After the 98 curses that the Jewish people heard at the end of Parshas Ki Tavo, they were devastated and questioned whether they could possibly withstand such terrible punishments. Moses encouraged them with the opening words of this week's parsha: "Today you are all standing." Although you have sinned many times, all of you still stand today before God.
Was Moses trying to minimize the severity of the Divine reproof, or imply that it was only a threat that would not be carried out? Furthermore, how could Moses say that all were alive and well despite their sins, when in fact tens of thousands had perished in the Desert?
Rather, Moses' intention was to assure the Jewish people that the purpose of the curses was not to wreak vengeance on them for their sins, but to insure their survival as a nation. And, therefore he told them collectively - kulchem - you still stand today. After all the sins and all the punishments, the community is eternal. The concept of death does not exist with respect to the community. Those who perished died not as individuals, but as a part of the Jewish community, which is eternal, and therefore they still survive.
Conversely, one who separates himself from the community and says, "I will do as I see fit," will not be forgiven and will be utterly destroyed. Our relationship to God is only through the community. The Torah was not given to individuals; nor were the covenants made with individuals. Our relationship to God is as members of the Jewish community. Maimonides (Teshuva 3:24) classifies a heretic as one who keeps all the mitzvot but separates himself from the Jewish people. Without a link to the community, there can be no link to God and Torah.
Hillel taught (Avos 2:5): "Do not separate yourself from the community." The Mishnah then continues with what seems on the surface to be additional, unrelated teachings of Hillel.

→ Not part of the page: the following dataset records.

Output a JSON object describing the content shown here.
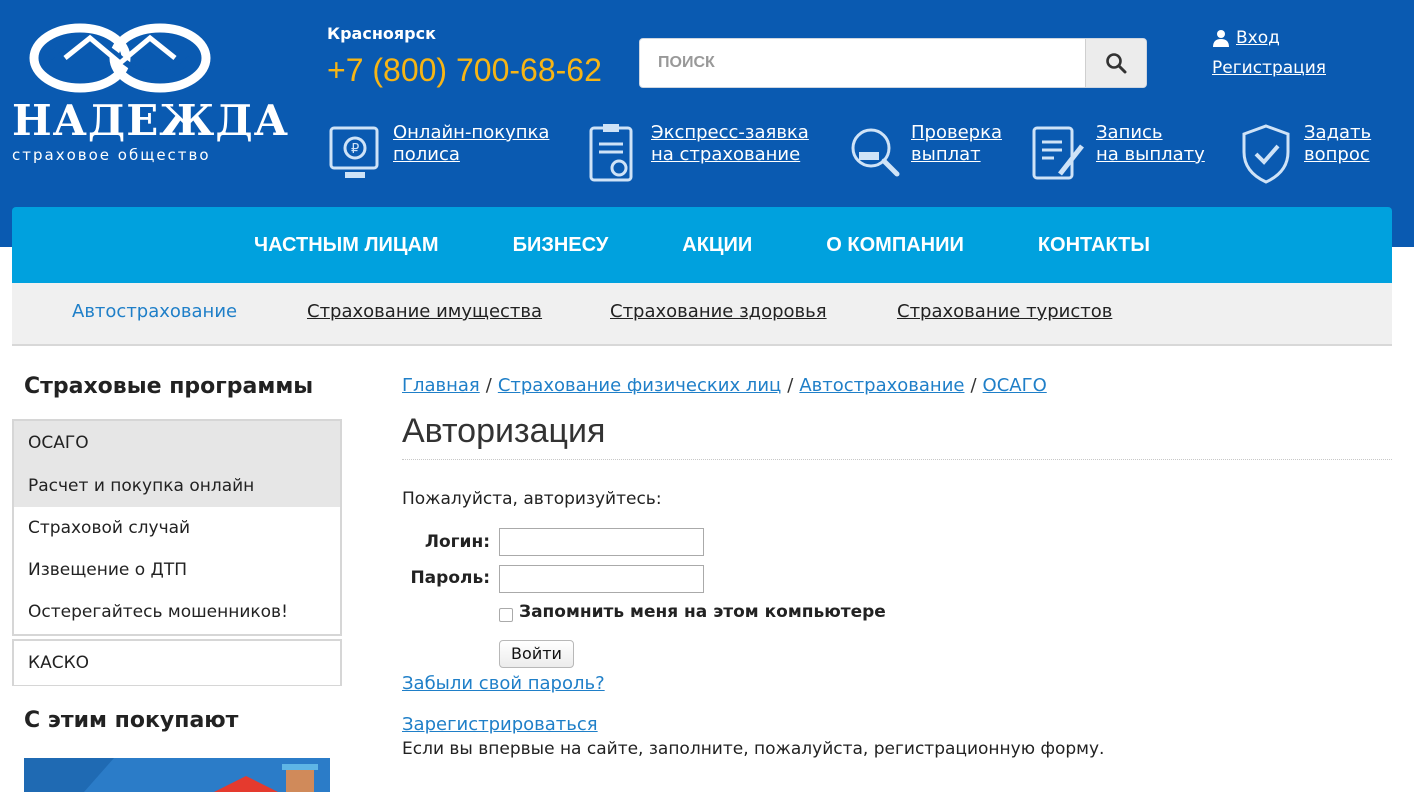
{
  "brand": {
    "name": "НАДЕЖДА",
    "tagline": "страховое общество"
  },
  "header": {
    "city": "Красноярск",
    "phone": "+7 (800) 700-68-62",
    "search_placeholder": "ПОИСК",
    "login_label": "Вход",
    "register_label": "Регистрация",
    "accent_color": "#f7b515",
    "header_color": "#0a5ab1"
  },
  "quick_links": [
    {
      "icon": "online-purchase-icon",
      "line1": "Онлайн-покупка",
      "line2": "полиса"
    },
    {
      "icon": "express-application-icon",
      "line1": "Экспресс-заявка",
      "line2": "на страхование"
    },
    {
      "icon": "payment-check-icon",
      "line1": "Проверка",
      "line2": "выплат"
    },
    {
      "icon": "payout-signup-icon",
      "line1": "Запись",
      "line2": "на выплату"
    },
    {
      "icon": "shield-question-icon",
      "line1": "Задать",
      "line2": "вопрос"
    }
  ],
  "main_nav": [
    "ЧАСТНЫМ ЛИЦАМ",
    "БИЗНЕСУ",
    "АКЦИИ",
    "О КОМПАНИИ",
    "КОНТАКТЫ"
  ],
  "sub_nav": [
    "Автострахование",
    "Страхование имущества",
    "Страхование здоровья",
    "Страхование туристов"
  ],
  "sidebar": {
    "title": "Страховые программы",
    "groups": [
      {
        "label": "ОСАГО",
        "items": [
          "Расчет и покупка онлайн",
          "Страховой случай",
          "Извещение о ДТП",
          "Остерегайтесь мошенников!"
        ],
        "active_item": 0
      },
      {
        "label": "КАСКО",
        "items": []
      }
    ],
    "title2": "С этим покупают"
  },
  "breadcrumb": [
    "Главная",
    "Страхование физических лиц",
    "Автострахование",
    "ОСАГО"
  ],
  "auth": {
    "title": "Авторизация",
    "intro": "Пожалуйста, авторизуйтесь:",
    "login_label": "Логин:",
    "password_label": "Пароль:",
    "login_value": "",
    "password_value": "",
    "remember_label": "Запомнить меня на этом компьютере",
    "remember_checked": false,
    "submit_label": "Войти",
    "forgot_label": "Забыли свой пароль?",
    "register_label": "Зарегистрироваться",
    "register_note": "Если вы впервые на сайте, заполните, пожалуйста, регистрационную форму."
  }
}
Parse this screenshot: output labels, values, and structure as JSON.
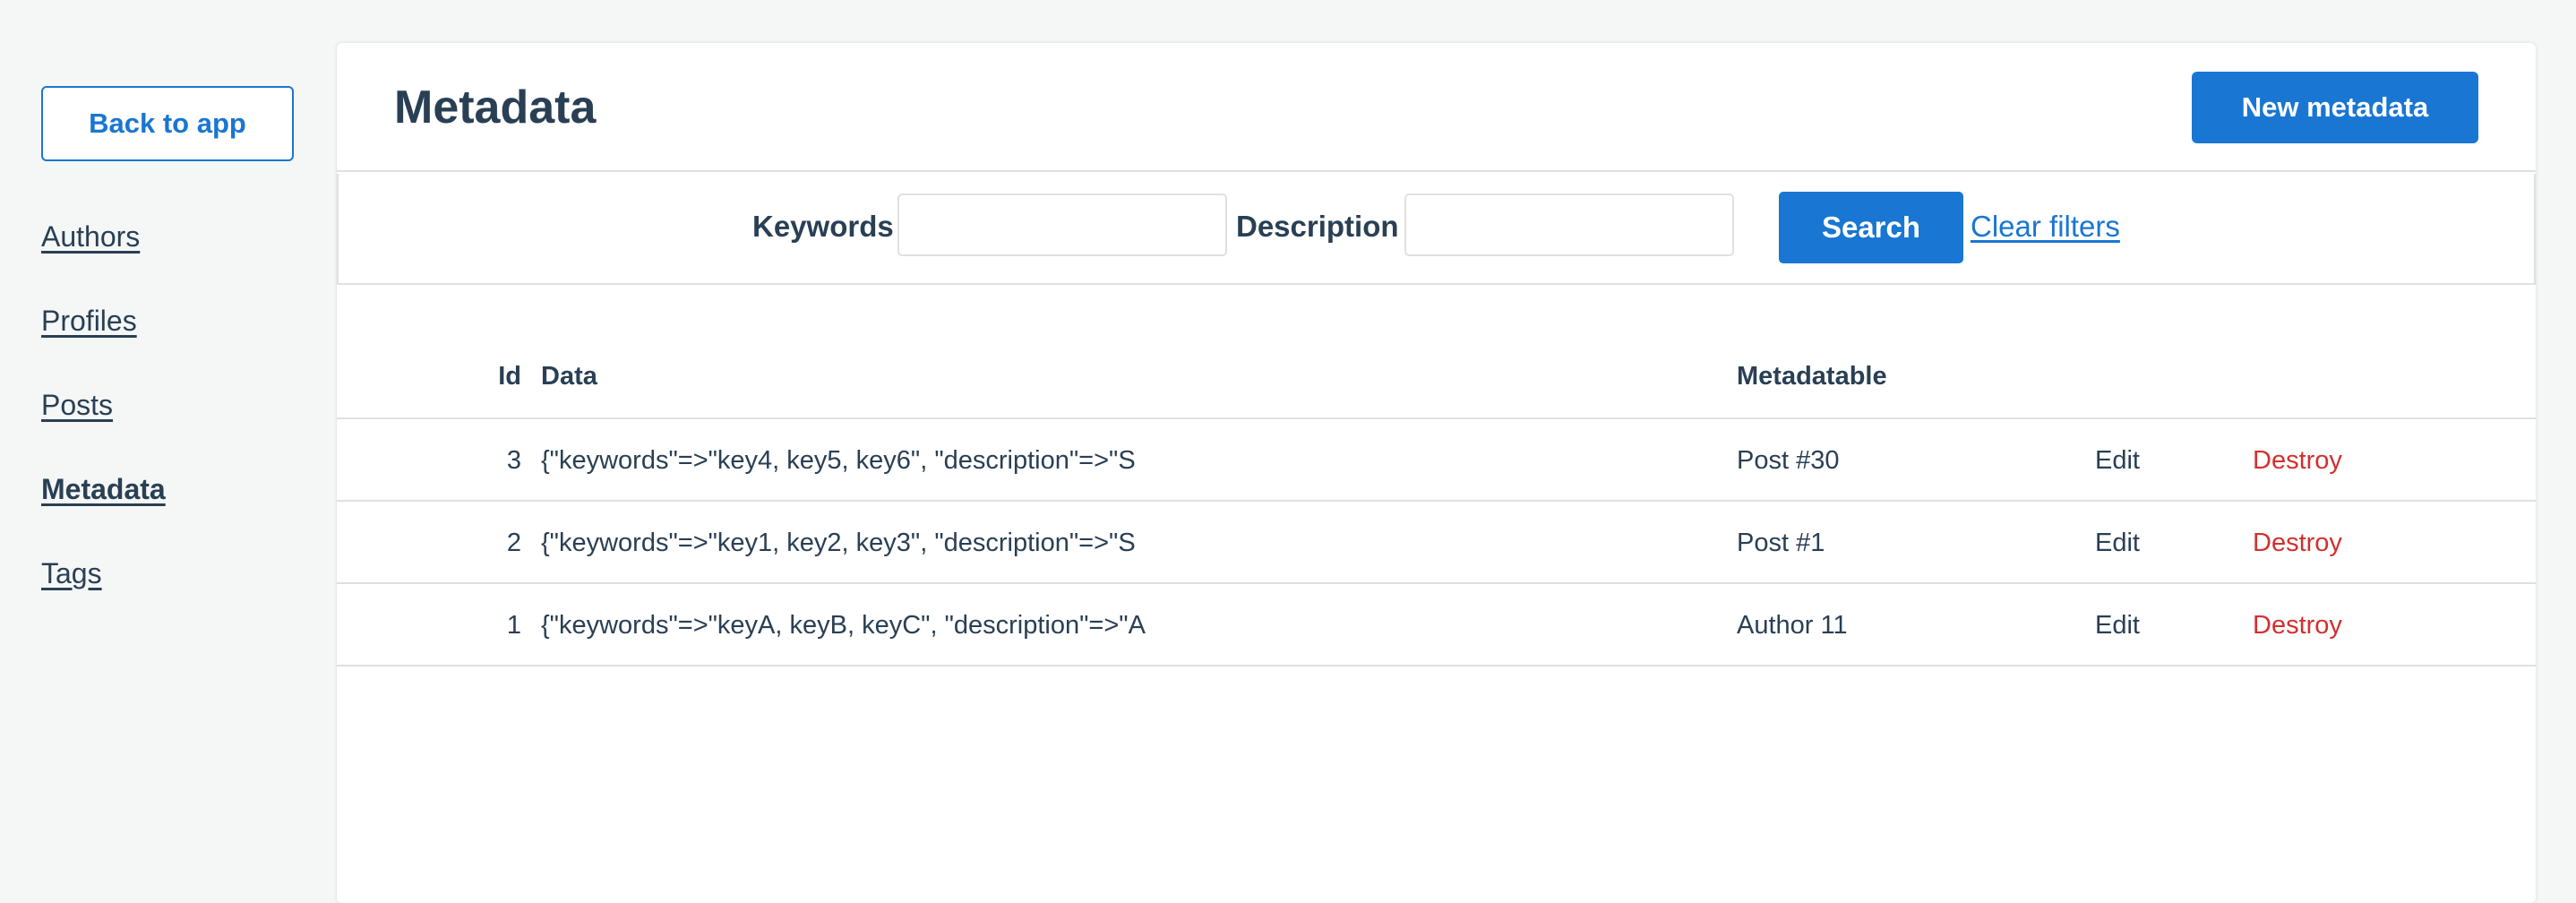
{
  "sidebar": {
    "back_label": "Back to app",
    "items": [
      {
        "label": "Authors",
        "active": false
      },
      {
        "label": "Profiles",
        "active": false
      },
      {
        "label": "Posts",
        "active": false
      },
      {
        "label": "Metadata",
        "active": true
      },
      {
        "label": "Tags",
        "active": false
      }
    ]
  },
  "header": {
    "title": "Metadata",
    "new_button_label": "New metadata"
  },
  "filters": {
    "keywords_label": "Keywords",
    "keywords_value": "",
    "description_label": "Description",
    "description_value": "",
    "search_label": "Search",
    "clear_label": "Clear filters"
  },
  "table": {
    "columns": {
      "id": "Id",
      "data": "Data",
      "metadatable": "Metadatable"
    },
    "rows": [
      {
        "id": "3",
        "data": "{\"keywords\"=>\"key4, key5, key6\", \"description\"=>\"S",
        "metadatable": "Post #30",
        "edit": "Edit",
        "destroy": "Destroy"
      },
      {
        "id": "2",
        "data": "{\"keywords\"=>\"key1, key2, key3\", \"description\"=>\"S",
        "metadatable": "Post #1",
        "edit": "Edit",
        "destroy": "Destroy"
      },
      {
        "id": "1",
        "data": "{\"keywords\"=>\"keyA, keyB, keyC\", \"description\"=>\"A",
        "metadatable": "Author 11",
        "edit": "Edit",
        "destroy": "Destroy"
      }
    ]
  },
  "colors": {
    "accent": "#1976d2",
    "text": "#293f54",
    "danger": "#d32f2f",
    "background": "#f5f7f7"
  }
}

However, a deeper study of the Mishnah reveals that they are in fact the rebuttal of various arguments for cutting oneself off from the community.
"Do not believe in yourself until the day you die." Do not think that you are strong enough spiritually to function on your own without the supportive Jewish community. Do not rely on your apparent spiritual security, for it is never guaranteed.
"Do not judge your fellow until you have reached his place." In your criticism of the other members of the community, don't convince yourself that you would be better off separated from them. Rather, judge them favorably and understand the circumstances that generate those actions which offend you. See their good points. Avoid what is negative without separating yourself entirely.
"Do not make a statement that cannot be easily understood on the ground that it will be understood eventually." People are sometimes frustrated that their views and opinions are not accepted by the community, but one must realize that the fault may lie in his views and not in the community. Perhaps his opinions are not fit to be heard and accepted.
And finally, "Do not say, 'when I have time I will learn,' for perhaps you will never have time." There are those who feel that communal responsibilities infringe too greatly on their time and potential for personal development. They therefore conclude that disassociating themselves from communal involvement will give them more time to learn. Never reckon that time can be generated by avoiding a mitzvah. That time might never materialize. God will not permit one to benefit by neglecting his communal responsibilities.
LINK TO THE COMMUNITY
One of the benefits of being part of the community is that as part of a united entity one's individual failings may be overlooked. The Jewish nation is eternal, pure, and holy, and one benefits by strengthening his connection to it. But he cannot reap the benefits from the community without accepting the concomitant responsibilities. Do not delude yourself that "Lema'an sfos harava es hatzeme'a" - that two adjacent fields are of necessity irrigated together, even though only one of them deserves the water. That is a fantasy.
Although each individual must be concerned with his personal judgment on Rosh Hashanah, as a community we dress up and eat as a sign of confidence that God will exonerate us as members of the community. The Ten Days of Repentance are days for intensifying our link to the community. For that reason, every individual during that period has the same assurance that his entreaties to God will be heard that the community does year round. During those days the individual and the community become one.
Thus, the cantor (shaliach tzibur) on Rosh Hashanah is granted a special power to represent every individual, even those who are proficient in prayer, and therefore not included in the shaliach tzibbur's prayers the rest of the year.
Elisha the prophet offered to pray for the childless Shunamite woman on Rosh Hashanah. But she responded, "I dwell amongst my nation." Rabbi Chaim Shmulevitz explains her response: "Don't single me out, for the power of the community is greater even than the prayer of God's chosen prophet."